As the vertebrate myotome is generated, myogenic precursor cells undergo extensive and coordinated movements as they differentiate into properly positioned embryonic muscle fibers. In the zebrafish, the “adaxial” cells adjacent to the notochord are the first muscle precursors to be specified. After initially differentiating into slow-twitch myosin-expressing muscle fibers, these cells have been shown to undergo a remarkable radial migration through the lateral somite, to populate the superficial layer of slow-twitch muscle of the mature myotome. Here we characterize an earlier set of adaxial cell behaviors; the transition from a roughly 4 × 5 array of cuboidal cells to a 1 × 20 stack of elongated cells, prior to the migration event. We find that adaxial cells display a highly stereotypical series of behaviors as they undergo this rearrangement. Further, we show that the actin regulatory molecule, Cap1, is specifically expressed in adaxial cells and is required for the progression of these behaviors. The requirement of Cap1 for a cellular apical constriction step is reminiscent of similar requirements of Cap during apical constriction in Drosophila development, suggesting a conservation of gene function for a cell biological event critical to many developmental processes.
Myotome; Muscle; cap; Adaxial; Apical Constriction; Somite; Zebrafish
Over the last two decades, zebrafish have been established as a genetically versatile model system for investigating many different aspects of vertebrate developmental biology. With the credentials of zebrafish as a developmental model now well recognized, the emerging new opportunity is the wider application of zebrafish biology to aspects of human disease modelling. This rapidly increasing use of zebrafish as a model for human disease has necessarily generated interest in the anatomy of later developmental phases such as the larval, juvenile, and adult stages, during which many of the key aspects of organ morphogenesis and maturation take place.
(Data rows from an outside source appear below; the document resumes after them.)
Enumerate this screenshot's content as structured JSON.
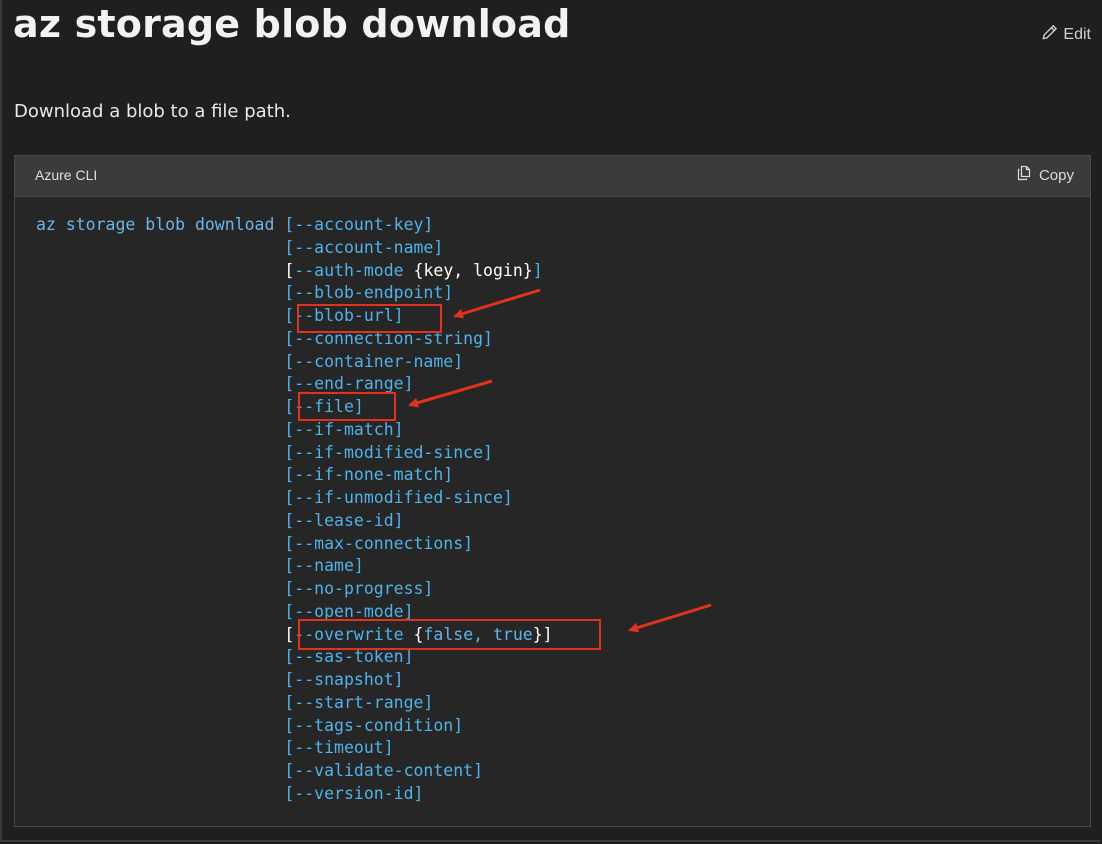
{
  "page": {
    "title": "az storage blob download",
    "edit_label": "Edit",
    "description": "Download a blob to a file path."
  },
  "code_block": {
    "language": "Azure CLI",
    "copy_label": "Copy",
    "command": "az storage blob download",
    "params": [
      "[--account-key]",
      "[--account-name]",
      "[--auth-mode {key, login}]",
      "[--blob-endpoint]",
      "[--blob-url]",
      "[--connection-string]",
      "[--container-name]",
      "[--end-range]",
      "[--file]",
      "[--if-match]",
      "[--if-modified-since]",
      "[--if-none-match]",
      "[--if-unmodified-since]",
      "[--lease-id]",
      "[--max-connections]",
      "[--name]",
      "[--no-progress]",
      "[--open-mode]",
      "[--overwrite {false, true}]",
      "[--sas-token]",
      "[--snapshot]",
      "[--start-range]",
      "[--tags-condition]",
      "[--timeout]",
      "[--validate-content]",
      "[--version-id]"
    ],
    "highlighted_params": [
      "[--blob-url]",
      "[--file]",
      "[--overwrite {false, true}]"
    ]
  },
  "colors": {
    "background": "#1f1f1f",
    "code_background": "#262626",
    "code_header": "#3b3b3b",
    "parameter_text": "#4fc3f7",
    "annotation_red": "#e0321e"
  }
}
Anatomical resources and references that encompass these stages are non-existent in zebrafish and there is therefore an urgent need to understand how different organ systems and anatomical structures develop throughout the life of the fish.
To overcome this deficit we have utilized the technique of optical projection tomography to produce three-dimensional (3D) models of larval fish. In order to view and display these models we have created FishNet http://www.fishnet.org.au, an interactive reference of zebrafish anatomy spanning the range of zebrafish development from 24 h until adulthood.
FishNet contains more than 36 000 images of larval zebrafish, with more than 1 500 of these being annotated. The 3D models can be manipulated on screen or virtually sectioned. This resource represents the first complete embryo to adult atlas for any species in 3D.